**What is expected:**
Those lines of the data that hold the word "date" are to be copied out.

**Supplied material:**
┌──
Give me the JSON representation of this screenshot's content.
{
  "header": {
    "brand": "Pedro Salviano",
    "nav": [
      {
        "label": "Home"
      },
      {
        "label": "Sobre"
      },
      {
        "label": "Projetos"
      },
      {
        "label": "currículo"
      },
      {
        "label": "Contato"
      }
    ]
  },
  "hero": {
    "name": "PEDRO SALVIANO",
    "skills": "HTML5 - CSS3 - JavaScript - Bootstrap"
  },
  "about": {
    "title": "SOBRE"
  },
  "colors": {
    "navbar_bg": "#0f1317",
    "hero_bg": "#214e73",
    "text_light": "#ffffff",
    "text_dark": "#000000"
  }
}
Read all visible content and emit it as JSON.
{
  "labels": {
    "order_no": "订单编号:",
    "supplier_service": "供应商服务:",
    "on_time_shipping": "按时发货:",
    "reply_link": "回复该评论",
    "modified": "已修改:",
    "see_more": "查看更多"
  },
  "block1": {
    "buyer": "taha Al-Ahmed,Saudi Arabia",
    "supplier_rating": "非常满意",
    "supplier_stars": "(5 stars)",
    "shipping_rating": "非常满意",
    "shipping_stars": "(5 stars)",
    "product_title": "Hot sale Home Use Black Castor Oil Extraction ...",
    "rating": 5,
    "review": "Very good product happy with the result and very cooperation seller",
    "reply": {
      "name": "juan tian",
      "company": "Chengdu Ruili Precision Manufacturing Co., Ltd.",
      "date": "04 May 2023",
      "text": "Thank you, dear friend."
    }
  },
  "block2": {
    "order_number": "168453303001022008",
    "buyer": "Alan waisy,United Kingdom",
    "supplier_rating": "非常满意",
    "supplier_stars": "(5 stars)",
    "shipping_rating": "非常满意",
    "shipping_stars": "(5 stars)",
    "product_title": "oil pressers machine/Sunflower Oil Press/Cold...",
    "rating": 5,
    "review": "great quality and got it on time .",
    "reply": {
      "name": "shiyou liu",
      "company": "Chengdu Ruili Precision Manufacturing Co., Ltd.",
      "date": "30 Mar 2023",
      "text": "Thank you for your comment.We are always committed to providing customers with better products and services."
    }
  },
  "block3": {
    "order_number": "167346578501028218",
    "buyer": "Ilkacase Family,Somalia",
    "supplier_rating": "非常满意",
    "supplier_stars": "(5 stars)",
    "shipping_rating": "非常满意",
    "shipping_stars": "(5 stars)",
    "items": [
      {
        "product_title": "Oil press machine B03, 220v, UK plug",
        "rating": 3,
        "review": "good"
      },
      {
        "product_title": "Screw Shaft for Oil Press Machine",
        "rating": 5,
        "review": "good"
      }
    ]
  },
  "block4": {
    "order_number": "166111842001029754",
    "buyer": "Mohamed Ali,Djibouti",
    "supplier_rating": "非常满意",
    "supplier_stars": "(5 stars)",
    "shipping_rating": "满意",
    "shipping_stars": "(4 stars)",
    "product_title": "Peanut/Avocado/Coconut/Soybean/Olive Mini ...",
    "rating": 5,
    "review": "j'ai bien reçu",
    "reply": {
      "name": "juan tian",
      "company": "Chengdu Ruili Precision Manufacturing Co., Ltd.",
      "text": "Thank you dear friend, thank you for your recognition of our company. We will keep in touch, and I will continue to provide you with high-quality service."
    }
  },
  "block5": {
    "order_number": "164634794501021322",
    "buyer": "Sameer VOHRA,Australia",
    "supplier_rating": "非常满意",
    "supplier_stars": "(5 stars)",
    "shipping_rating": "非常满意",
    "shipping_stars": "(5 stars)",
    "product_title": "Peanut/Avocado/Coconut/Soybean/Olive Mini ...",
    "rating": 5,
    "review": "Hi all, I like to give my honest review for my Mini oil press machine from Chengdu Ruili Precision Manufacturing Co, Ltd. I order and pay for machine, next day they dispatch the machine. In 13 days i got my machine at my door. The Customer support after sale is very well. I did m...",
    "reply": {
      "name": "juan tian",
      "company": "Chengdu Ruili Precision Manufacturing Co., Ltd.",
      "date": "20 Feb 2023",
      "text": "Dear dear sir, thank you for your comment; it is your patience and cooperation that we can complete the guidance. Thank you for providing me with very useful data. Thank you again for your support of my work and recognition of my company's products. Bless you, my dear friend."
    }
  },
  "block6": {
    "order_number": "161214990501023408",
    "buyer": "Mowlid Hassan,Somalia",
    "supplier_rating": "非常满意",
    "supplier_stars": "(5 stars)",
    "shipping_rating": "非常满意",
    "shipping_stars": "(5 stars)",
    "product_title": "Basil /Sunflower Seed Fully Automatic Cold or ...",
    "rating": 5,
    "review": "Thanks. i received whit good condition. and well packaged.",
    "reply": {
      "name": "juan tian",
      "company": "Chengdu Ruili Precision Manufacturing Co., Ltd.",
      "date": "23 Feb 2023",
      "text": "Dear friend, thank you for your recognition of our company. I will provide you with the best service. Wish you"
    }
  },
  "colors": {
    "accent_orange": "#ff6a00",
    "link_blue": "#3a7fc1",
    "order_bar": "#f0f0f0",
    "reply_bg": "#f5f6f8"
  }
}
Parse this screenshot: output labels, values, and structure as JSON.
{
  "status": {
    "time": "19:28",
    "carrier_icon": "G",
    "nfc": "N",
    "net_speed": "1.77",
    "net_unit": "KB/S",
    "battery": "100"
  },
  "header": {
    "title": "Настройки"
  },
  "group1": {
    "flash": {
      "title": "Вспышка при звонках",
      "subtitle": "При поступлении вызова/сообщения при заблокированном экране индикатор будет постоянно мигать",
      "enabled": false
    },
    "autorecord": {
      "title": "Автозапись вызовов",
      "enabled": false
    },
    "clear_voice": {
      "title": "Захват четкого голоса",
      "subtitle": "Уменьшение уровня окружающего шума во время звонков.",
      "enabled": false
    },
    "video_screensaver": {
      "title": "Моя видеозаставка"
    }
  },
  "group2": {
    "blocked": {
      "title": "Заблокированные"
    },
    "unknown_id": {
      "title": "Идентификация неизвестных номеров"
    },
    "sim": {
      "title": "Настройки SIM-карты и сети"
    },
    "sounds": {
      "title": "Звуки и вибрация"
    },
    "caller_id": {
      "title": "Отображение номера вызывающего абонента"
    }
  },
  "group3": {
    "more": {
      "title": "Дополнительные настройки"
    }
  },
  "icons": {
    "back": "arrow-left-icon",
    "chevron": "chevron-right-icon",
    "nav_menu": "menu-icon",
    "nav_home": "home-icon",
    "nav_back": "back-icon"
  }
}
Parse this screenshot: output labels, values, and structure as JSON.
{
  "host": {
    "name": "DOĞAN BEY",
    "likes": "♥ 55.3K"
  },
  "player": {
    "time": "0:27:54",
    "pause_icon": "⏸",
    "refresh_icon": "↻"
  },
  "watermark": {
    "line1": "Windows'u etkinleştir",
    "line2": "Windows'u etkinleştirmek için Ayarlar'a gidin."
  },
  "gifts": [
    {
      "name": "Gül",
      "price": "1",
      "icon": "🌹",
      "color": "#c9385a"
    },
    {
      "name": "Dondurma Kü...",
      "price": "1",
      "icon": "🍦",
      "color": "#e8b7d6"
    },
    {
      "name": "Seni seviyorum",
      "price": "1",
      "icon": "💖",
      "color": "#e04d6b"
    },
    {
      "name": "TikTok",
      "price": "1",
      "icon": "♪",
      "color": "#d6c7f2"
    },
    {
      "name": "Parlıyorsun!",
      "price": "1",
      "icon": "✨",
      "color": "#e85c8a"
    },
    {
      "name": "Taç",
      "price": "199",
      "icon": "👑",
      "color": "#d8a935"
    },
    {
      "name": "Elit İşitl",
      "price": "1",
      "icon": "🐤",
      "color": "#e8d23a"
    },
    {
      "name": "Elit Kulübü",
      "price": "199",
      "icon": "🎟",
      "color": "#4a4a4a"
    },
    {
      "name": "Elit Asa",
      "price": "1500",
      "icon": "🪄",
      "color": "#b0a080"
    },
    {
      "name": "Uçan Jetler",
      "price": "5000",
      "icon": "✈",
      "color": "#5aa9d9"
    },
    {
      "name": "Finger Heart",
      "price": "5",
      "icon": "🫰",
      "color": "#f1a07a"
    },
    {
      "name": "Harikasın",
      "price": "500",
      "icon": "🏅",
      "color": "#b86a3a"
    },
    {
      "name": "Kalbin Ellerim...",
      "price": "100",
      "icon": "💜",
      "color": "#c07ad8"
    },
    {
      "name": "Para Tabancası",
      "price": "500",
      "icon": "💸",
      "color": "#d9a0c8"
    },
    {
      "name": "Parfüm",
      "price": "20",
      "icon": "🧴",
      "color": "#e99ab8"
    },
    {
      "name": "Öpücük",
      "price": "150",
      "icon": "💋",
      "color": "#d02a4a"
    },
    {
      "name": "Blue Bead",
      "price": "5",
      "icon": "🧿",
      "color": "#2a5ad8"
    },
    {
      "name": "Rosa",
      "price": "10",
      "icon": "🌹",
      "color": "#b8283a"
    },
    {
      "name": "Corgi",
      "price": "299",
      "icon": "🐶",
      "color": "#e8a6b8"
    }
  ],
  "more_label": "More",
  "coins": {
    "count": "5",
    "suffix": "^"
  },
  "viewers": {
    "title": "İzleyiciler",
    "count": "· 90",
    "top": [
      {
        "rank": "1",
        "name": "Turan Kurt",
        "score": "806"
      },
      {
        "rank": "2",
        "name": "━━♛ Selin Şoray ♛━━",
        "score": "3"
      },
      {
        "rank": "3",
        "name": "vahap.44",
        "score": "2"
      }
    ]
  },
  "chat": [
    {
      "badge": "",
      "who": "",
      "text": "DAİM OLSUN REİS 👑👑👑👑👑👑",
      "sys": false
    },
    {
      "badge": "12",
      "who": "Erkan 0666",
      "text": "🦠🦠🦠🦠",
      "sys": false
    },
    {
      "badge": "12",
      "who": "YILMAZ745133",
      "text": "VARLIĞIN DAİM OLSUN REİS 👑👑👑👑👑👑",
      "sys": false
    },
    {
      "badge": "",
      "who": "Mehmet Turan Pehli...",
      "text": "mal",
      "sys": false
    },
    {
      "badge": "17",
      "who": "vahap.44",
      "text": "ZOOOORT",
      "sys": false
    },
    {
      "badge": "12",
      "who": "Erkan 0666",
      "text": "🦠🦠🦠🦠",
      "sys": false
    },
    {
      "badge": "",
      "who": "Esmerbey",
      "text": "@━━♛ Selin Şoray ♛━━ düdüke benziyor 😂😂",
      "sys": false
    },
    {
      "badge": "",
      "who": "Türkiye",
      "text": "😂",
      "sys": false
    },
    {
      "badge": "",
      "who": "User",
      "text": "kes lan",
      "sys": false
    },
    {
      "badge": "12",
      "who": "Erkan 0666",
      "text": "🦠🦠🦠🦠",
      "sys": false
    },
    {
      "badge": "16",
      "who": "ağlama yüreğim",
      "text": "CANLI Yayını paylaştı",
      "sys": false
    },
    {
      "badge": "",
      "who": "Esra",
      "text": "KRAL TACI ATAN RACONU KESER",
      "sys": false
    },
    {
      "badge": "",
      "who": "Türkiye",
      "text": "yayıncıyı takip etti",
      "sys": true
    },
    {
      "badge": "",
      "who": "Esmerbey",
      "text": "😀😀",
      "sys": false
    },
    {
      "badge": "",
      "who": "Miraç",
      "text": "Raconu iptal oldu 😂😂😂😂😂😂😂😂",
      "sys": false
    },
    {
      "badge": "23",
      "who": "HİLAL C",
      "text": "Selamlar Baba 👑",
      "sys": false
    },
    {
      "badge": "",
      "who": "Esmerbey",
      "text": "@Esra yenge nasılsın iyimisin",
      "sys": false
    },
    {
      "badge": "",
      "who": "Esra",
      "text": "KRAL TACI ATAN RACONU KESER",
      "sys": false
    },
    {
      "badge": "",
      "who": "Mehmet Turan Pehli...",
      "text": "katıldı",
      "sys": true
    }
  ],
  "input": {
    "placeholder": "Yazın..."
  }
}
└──
**Written reply:**
      "date": "04 May 2023",
      "date": "30 Mar 2023",
      "date": "20 Feb 2023",
      "date": "23 Feb 2023",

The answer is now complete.